> WHAT IS BEING ASKED
Say, as a bare number, how many lines of the listing contain "value".

> TASK INPUT
Content starts
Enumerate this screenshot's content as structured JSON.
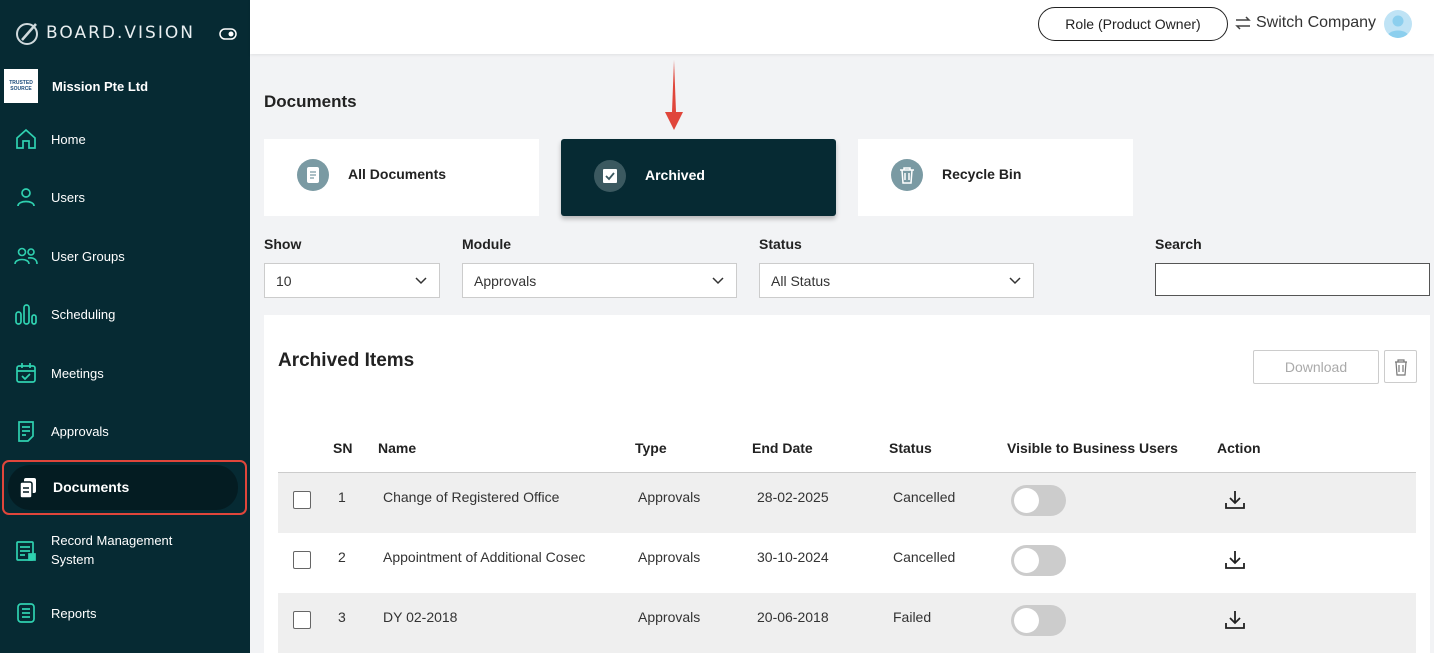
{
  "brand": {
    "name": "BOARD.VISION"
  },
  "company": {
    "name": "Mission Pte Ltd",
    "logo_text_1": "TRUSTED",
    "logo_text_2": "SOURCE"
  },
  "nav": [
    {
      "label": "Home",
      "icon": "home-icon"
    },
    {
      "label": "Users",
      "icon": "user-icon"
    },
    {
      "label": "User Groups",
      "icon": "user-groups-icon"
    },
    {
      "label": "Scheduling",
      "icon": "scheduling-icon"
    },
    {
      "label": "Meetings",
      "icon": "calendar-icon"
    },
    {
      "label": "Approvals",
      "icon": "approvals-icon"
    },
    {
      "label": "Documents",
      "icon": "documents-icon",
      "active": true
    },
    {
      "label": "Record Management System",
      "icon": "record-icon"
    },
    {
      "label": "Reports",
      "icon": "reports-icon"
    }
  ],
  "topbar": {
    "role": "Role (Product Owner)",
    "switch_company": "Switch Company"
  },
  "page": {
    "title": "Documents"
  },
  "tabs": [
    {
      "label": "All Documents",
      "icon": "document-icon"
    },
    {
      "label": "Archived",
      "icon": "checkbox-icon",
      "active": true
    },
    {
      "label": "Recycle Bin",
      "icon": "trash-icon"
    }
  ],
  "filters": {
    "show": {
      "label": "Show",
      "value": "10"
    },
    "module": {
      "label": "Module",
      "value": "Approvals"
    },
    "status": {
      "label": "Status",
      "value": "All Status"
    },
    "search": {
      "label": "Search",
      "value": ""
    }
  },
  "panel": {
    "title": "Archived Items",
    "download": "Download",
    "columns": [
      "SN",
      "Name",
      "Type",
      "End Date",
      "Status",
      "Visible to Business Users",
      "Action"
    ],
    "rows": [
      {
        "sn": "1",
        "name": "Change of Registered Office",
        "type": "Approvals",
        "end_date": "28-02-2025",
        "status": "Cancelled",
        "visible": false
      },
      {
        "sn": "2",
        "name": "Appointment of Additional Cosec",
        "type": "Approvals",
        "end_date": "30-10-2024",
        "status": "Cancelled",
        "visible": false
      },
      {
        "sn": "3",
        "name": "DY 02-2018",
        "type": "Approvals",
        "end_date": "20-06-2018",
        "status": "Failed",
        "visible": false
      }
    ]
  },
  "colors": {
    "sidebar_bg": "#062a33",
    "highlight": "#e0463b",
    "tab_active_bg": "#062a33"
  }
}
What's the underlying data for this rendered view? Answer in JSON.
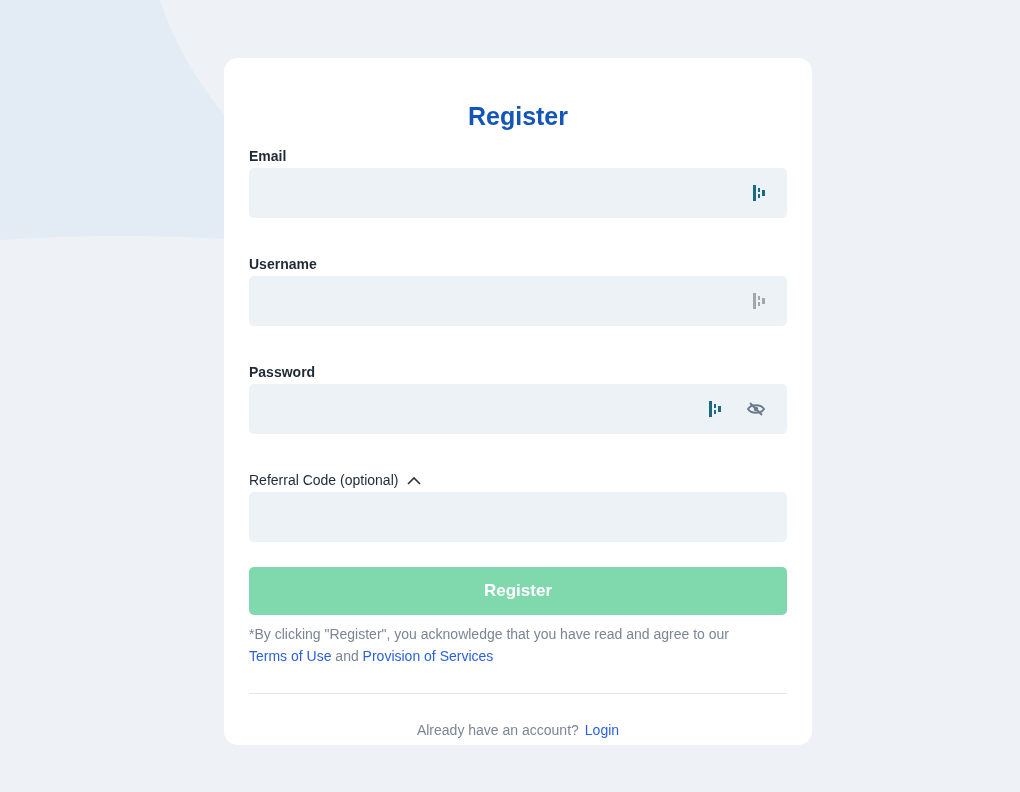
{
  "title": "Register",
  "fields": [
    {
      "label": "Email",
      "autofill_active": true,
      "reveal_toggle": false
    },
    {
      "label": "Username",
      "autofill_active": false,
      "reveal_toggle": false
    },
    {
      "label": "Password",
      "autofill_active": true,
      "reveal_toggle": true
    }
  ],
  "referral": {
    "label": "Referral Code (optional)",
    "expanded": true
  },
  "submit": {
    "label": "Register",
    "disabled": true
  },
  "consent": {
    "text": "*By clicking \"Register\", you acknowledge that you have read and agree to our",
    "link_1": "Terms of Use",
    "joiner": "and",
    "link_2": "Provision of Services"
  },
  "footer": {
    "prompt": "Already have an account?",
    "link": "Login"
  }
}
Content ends
> SOLUTION FOR THIS PROBLEM
4